## TASK GOAL
Filter the listing below down to the lines containing the word "quote".

## DATA EXTRACT

* * * * * * * * *

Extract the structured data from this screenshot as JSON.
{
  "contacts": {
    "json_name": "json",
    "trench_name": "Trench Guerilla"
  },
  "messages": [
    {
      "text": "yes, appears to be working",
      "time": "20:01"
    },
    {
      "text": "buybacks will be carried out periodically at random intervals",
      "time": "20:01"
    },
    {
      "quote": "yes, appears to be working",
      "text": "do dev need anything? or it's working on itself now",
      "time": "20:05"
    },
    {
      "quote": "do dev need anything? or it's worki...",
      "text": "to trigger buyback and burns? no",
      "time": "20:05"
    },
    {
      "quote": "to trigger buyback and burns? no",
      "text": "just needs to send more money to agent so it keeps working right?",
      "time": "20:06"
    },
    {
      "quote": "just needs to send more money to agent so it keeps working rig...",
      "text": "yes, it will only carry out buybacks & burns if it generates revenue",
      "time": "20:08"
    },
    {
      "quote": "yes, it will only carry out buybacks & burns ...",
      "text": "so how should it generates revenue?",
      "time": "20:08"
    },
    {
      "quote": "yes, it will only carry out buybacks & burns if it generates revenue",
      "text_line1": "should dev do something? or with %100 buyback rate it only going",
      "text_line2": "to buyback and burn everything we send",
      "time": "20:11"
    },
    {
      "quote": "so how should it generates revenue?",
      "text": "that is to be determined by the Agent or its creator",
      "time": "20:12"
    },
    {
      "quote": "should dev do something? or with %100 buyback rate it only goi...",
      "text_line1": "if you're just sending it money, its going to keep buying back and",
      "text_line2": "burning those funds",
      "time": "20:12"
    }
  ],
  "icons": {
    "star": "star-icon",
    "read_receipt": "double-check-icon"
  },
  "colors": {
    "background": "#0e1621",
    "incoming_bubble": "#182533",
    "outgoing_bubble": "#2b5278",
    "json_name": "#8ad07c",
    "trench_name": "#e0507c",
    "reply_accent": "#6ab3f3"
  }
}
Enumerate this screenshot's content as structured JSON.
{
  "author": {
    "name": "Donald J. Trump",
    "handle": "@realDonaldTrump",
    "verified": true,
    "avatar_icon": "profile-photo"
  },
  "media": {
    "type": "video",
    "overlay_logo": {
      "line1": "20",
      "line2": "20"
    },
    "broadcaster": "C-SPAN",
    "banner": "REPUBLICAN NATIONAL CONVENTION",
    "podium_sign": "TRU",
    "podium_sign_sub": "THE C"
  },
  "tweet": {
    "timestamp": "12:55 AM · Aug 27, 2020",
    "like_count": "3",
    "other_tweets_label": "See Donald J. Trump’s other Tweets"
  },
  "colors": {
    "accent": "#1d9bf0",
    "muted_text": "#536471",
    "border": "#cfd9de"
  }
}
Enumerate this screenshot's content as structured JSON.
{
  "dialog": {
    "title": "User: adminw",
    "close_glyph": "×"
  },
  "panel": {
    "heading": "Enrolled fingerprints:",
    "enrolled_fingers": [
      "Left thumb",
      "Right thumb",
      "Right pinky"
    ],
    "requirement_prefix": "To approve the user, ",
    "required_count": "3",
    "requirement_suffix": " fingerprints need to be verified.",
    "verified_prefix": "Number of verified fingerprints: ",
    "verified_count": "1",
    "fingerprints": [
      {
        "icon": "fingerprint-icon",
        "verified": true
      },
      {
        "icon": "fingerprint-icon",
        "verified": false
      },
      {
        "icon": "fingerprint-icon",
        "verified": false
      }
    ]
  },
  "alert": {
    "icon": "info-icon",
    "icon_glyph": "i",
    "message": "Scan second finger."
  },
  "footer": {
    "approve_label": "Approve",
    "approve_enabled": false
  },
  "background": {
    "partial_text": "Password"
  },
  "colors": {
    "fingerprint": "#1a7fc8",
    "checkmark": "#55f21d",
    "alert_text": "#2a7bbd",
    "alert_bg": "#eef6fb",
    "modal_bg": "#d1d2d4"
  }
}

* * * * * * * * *

## ANSWER SECTION
      "quote": "yes, appears to be working",
      "quote": "do dev need anything? or it's worki...",
      "quote": "to trigger buyback and burns? no",
      "quote": "just needs to send more money to agent so it keeps working rig...",
      "quote": "yes, it will only carry out buybacks & burns ...",
      "quote": "yes, it will only carry out buybacks & burns if it generates revenue",
      "quote": "so how should it generates revenue?",
      "quote": "should dev do something? or with %100 buyback rate it only goi...",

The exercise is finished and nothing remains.